▶ [AVAILABLE DATA]
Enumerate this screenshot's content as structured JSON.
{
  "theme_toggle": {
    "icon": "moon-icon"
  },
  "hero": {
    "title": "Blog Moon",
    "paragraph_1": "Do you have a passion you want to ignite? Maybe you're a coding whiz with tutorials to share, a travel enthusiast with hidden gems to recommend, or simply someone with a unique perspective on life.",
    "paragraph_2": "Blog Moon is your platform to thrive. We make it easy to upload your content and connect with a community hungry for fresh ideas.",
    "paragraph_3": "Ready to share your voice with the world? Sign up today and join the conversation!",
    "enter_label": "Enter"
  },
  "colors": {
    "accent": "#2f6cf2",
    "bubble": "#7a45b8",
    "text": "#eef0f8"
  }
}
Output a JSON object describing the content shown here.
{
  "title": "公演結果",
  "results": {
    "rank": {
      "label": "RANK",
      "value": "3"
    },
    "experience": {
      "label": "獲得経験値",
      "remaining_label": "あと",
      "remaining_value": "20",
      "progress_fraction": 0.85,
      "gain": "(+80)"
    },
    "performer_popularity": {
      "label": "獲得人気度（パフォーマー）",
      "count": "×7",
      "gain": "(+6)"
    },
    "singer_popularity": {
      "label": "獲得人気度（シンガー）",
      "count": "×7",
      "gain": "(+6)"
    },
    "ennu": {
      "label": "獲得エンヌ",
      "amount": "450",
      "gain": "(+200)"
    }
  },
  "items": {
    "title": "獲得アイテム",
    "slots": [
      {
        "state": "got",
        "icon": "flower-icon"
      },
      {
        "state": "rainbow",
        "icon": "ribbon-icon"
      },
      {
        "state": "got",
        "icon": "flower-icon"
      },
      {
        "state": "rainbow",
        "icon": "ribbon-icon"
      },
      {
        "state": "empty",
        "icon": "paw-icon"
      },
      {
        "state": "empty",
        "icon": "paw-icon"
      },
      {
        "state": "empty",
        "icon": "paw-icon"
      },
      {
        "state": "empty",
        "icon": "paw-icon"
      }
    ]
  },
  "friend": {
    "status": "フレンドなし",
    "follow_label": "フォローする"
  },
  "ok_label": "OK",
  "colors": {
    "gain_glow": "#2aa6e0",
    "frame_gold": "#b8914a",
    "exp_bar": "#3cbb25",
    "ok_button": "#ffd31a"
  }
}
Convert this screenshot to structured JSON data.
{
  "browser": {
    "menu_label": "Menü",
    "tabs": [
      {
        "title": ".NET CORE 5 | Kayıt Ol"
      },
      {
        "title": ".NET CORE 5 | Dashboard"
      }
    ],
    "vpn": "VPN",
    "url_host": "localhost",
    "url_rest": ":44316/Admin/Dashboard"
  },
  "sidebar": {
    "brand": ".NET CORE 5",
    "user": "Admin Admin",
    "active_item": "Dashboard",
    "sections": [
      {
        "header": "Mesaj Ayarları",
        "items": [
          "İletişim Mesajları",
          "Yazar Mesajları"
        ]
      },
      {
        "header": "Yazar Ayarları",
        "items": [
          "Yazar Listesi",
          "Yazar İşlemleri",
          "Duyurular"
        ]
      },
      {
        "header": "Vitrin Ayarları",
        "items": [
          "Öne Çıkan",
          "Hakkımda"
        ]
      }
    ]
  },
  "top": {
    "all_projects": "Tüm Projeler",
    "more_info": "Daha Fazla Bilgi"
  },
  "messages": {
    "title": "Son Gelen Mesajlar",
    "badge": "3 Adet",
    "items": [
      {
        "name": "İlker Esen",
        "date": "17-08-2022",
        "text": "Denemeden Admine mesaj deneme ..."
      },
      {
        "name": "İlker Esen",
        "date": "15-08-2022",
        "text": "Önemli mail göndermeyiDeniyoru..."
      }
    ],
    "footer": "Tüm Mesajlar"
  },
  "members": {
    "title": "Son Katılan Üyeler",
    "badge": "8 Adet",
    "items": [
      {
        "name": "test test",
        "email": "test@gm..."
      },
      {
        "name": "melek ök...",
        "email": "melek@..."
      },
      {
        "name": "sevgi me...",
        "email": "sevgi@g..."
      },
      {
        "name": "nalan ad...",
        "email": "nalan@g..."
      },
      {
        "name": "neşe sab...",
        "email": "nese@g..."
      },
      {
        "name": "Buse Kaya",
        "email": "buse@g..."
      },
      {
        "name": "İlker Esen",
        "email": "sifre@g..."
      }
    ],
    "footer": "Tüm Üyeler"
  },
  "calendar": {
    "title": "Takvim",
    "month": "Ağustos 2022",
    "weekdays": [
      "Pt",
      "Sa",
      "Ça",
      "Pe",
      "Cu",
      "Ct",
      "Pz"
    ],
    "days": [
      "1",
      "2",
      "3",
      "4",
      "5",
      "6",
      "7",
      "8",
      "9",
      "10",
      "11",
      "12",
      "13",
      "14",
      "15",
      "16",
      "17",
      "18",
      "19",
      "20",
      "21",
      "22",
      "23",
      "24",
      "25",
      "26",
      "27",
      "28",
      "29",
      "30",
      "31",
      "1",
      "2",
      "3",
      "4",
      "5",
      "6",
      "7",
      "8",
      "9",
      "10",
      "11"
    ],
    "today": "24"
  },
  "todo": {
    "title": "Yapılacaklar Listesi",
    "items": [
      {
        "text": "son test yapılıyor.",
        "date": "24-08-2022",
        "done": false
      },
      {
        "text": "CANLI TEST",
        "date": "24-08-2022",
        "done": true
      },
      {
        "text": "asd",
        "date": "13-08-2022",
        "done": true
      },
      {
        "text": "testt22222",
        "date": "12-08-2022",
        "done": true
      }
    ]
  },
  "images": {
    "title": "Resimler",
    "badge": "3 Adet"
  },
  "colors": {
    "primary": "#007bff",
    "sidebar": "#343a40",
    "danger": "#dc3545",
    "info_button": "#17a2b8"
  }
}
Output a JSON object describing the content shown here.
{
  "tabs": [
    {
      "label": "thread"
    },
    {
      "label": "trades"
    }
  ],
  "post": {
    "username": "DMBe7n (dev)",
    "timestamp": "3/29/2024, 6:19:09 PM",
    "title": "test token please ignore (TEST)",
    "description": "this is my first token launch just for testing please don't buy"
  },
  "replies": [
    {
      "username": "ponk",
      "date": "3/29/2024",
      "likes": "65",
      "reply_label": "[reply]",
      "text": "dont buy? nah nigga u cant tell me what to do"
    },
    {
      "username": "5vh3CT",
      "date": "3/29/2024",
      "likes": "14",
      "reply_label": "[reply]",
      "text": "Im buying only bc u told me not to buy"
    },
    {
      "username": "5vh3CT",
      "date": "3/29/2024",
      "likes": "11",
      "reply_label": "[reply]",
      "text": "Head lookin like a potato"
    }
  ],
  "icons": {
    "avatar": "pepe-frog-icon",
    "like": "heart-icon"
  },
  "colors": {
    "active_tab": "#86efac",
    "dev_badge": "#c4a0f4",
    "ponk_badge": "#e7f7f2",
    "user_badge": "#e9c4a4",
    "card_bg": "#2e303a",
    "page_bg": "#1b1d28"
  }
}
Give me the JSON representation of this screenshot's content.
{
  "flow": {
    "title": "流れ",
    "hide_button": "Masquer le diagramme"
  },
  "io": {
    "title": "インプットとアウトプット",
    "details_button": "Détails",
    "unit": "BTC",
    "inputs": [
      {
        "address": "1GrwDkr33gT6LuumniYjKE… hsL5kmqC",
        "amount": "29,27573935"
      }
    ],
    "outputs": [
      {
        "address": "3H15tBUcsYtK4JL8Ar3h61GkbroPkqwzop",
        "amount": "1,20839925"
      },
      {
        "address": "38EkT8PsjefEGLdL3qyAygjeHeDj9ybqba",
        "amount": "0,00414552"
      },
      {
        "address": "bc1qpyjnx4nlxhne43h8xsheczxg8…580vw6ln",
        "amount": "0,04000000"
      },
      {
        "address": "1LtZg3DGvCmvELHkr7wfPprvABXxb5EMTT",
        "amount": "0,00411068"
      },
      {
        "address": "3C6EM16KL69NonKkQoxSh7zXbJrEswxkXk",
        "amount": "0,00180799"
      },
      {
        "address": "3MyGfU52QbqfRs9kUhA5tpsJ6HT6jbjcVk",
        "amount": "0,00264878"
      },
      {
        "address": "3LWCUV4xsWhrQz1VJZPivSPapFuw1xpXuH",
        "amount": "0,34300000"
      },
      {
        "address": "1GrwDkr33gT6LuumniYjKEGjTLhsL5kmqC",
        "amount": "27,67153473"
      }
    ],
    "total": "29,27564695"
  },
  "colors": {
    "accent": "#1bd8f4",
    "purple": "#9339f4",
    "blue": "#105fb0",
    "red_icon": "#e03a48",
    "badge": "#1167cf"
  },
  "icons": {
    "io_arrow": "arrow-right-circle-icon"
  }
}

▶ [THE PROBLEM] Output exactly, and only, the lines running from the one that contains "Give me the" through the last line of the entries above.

▶ [TASK RESULT]
Give me the JSON representation of this screenshot's content.
{
  "flow": {
    "title": "流れ",
    "hide_button": "Masquer le diagramme"
  },
  "io": {
    "title": "インプットとアウトプット",
    "details_button": "Détails",
    "unit": "BTC",
    "inputs": [
      {
        "address": "1GrwDkr33gT6LuumniYjKE… hsL5kmqC",
        "amount": "29,27573935"
      }
    ],
    "outputs": [
      {
        "address": "3H15tBUcsYtK4JL8Ar3h61GkbroPkqwzop",
        "amount": "1,20839925"
      },
      {
        "address": "38EkT8PsjefEGLdL3qyAygjeHeDj9ybqba",
        "amount": "0,00414552"
      },
      {
        "address": "bc1qpyjnx4nlxhne43h8xsheczxg8…580vw6ln",
        "amount": "0,04000000"
      },
      {
        "address": "1LtZg3DGvCmvELHkr7wfPprvABXxb5EMTT",
        "amount": "0,00411068"
      },
      {
        "address": "3C6EM16KL69NonKkQoxSh7zXbJrEswxkXk",
        "amount": "0,00180799"
      },
      {
        "address": "3MyGfU52QbqfRs9kUhA5tpsJ6HT6jbjcVk",
        "amount": "0,00264878"
      },
      {
        "address": "3LWCUV4xsWhrQz1VJZPivSPapFuw1xpXuH",
        "amount": "0,34300000"
      },
      {
        "address": "1GrwDkr33gT6LuumniYjKEGjTLhsL5kmqC",
        "amount": "27,67153473"
      }
    ],
    "total": "29,27564695"
  },
  "colors": {
    "accent": "#1bd8f4",
    "purple": "#9339f4",
    "blue": "#105fb0",
    "red_icon": "#e03a48",
    "badge": "#1167cf"
  },
  "icons": {
    "io_arrow": "arrow-right-circle-icon"
  }
}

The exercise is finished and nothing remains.